The Malaria Policy Center blog reviews a Capitol Hill briefing sponsored by the American Society of Tropical Medicine and Hygiene, PATH and Malaria No More.Â Experts “called for further funding for research into vaccines that could ultimately block malaria infection.”Â The blog concludes, “Hopefully, Congress will continue to demonstrate the United State’s leadership in this crucial area” (Brophy, 11/18).
Blog: Sheldon Brown Appeals For TB To Be ‘Focal Point’ of Global Health Initiative
The blog, “Science Speaks” examines the recent letterÂ (.pdf) by Sen. Sherrod Brown (D-Ohio) to President Obama askingÂ that the White House make tuberculosis “a focal point” of its Global Health Initiative (Shesgreen, 11/18).
Senate Committee Approves Assistance Revitalization and Accountability Act of 2009
After a mark-up, the Senate Committee on Foreign Relations approved S.1524, the Foreign Assistance Revitalization and Accountability Act of 2009 (Policy Tracker, 11/17).Â More information on recent U.S. global health policy developments is available on Kaiser’s Policy Tracker tool.
Blog Examines Global Fund Round Nine Grants
In light of the Global Fund to Fight AIDS, Tuberculosis and Malaria round nine grants, the Center for Global Development’s “Global Health Policy” blog looks at “how and where the Global Fund has made cuts to address the funding gap between what is being requested in proposals and what is being provided by donors” (Wendt, 11/17).
Blog: Veneman Reflects On Child, Maternal Nutrition In Huffington Post
UNICEF head Ann Veneman reflects on the UNICEF report, “Tracking Progress on Child and Maternal Nutrition,” released last week, in the Huffington Post: “Undernutrition steals a child’s strength and makes illnesses that the body might otherwise fight off far more dangerous. But far more devastating is the fact that more than one-third of the children who die from pneumonia, diarrhea and other illnesses could have survived had they not been undernourished,” she writes. “Global commitments on food security, nutrition and sustainable agriculture are part of a wider agenda that will help address the critical issues raised in this report. Unless attention is paid to addressing the causes of child and maternal undernutrition today, the costs will be considerably higher tomorrow” (Venemen, 11/16).
Blog: Shah ‘A Different Kind Of Leader’
Jonathan Greenblatt on Huffington Post writes that Rajiv Shah, who was nominated by President Barack Obama last week to head USAID, “is a different kind of leader, someone with origins far from the Beltway and whose point of view promises a very new approach to development â€¦ [and] can reassert our enduring and interlinked values of compassion and democracy around the world.” Greenblatt highlights the work of “a small group of social entrepreneurs who are caring for the world through action,” and how Shah and “USAID needs to learn from their examples” (11/15). Â
Blog: Health System Strengthening

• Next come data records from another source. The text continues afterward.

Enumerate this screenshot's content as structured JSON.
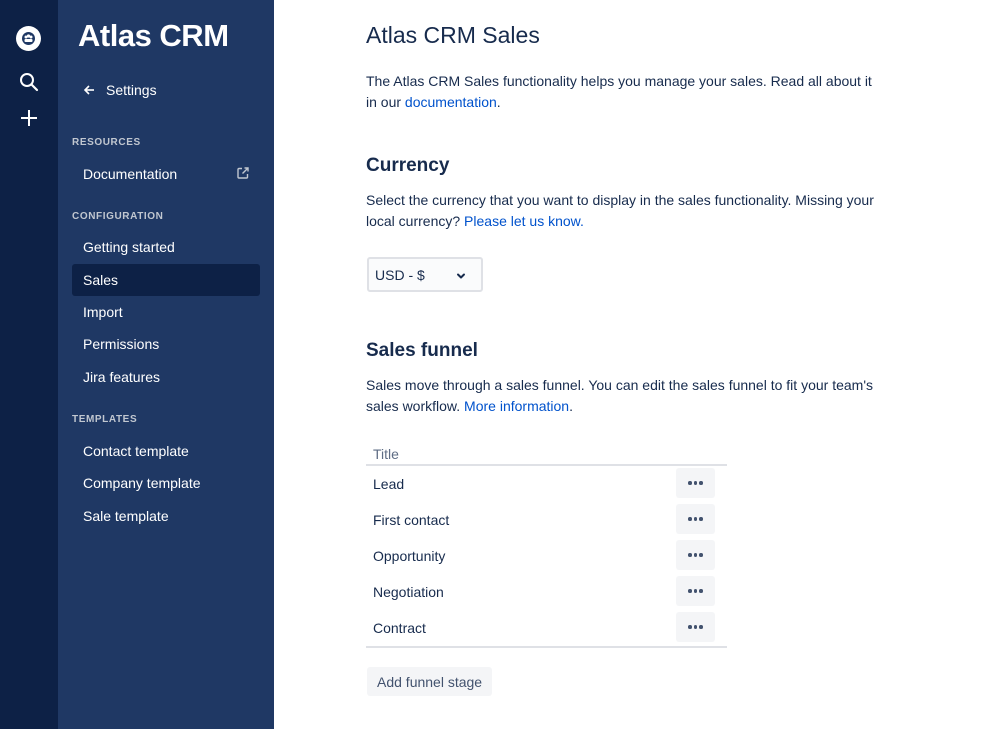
{
  "nav_rail": {
    "logo_icon": "atlas-logo-icon",
    "search_icon": "search-icon",
    "create_icon": "plus-icon"
  },
  "sidebar": {
    "brand": "Atlas CRM",
    "back_label": "Settings",
    "sections": {
      "resources": {
        "title": "RESOURCES",
        "items": [
          {
            "label": "Documentation",
            "icon": "external-link-icon"
          }
        ]
      },
      "configuration": {
        "title": "CONFIGURATION",
        "items": [
          {
            "label": "Getting started"
          },
          {
            "label": "Sales"
          },
          {
            "label": "Import"
          },
          {
            "label": "Permissions"
          },
          {
            "label": "Jira features"
          }
        ]
      },
      "templates": {
        "title": "TEMPLATES",
        "items": [
          {
            "label": "Contact template"
          },
          {
            "label": "Company template"
          },
          {
            "label": "Sale template"
          }
        ]
      }
    },
    "active_item": "Sales"
  },
  "main": {
    "title": "Atlas CRM Sales",
    "intro": {
      "text": "The Atlas CRM Sales functionality helps you manage your sales. Read all about it in our ",
      "link": "documentation",
      "suffix": "."
    },
    "currency": {
      "heading": "Currency",
      "text": "Select the currency that you want to display in the sales functionality. Missing your local currency? ",
      "link": "Please let us know.",
      "selected": "USD - $"
    },
    "funnel": {
      "heading": "Sales funnel",
      "text": "Sales move through a sales funnel. You can edit the sales funnel to fit your team's sales workflow. ",
      "link": "More information",
      "suffix": ".",
      "column_title": "Title",
      "stages": [
        {
          "title": "Lead"
        },
        {
          "title": "First contact"
        },
        {
          "title": "Opportunity"
        },
        {
          "title": "Negotiation"
        },
        {
          "title": "Contract"
        }
      ],
      "add_button": "Add funnel stage"
    }
  },
  "colors": {
    "rail": "#0D2146",
    "sidebar": "#1F3864",
    "active_item": "#0D2146",
    "link": "#0052CC",
    "text": "#172B4D"
  }
}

The Center for Global Development’s “Global Health Policy” blog examines growing interest in health systems strengthening (HSS). “What is HSS and how does it occur? Most importantly, how will it be measured? Questions abound, and answers do too â€“ especially here in Washington where the Obama Administration says that HSS will be central to its new Global Health Initiative,” the blog writes. The blog includes a link to a free, 10-unit course on health systems (Nugent, 11/13).
Journal of Health Care For The Poor and Underserved Study Examines Factors Contributing To Child Survival
A Journal of Health Care for the Poor and Underserved study examines the contributing factors to child survival in developing countries. The authors find, among other things, “[n]utrition, external resources, and per capita income were shown to be significant factors in child survivability.” The authors conclude, “countries should also make commitments to good governance, equitable distribution of resources, and transparency, and to making child survival a priority. With the global economy in a major recession we are at risk, not only of failing to meet the international goal, but of actually losing ground” (Lykens et al., 11/09).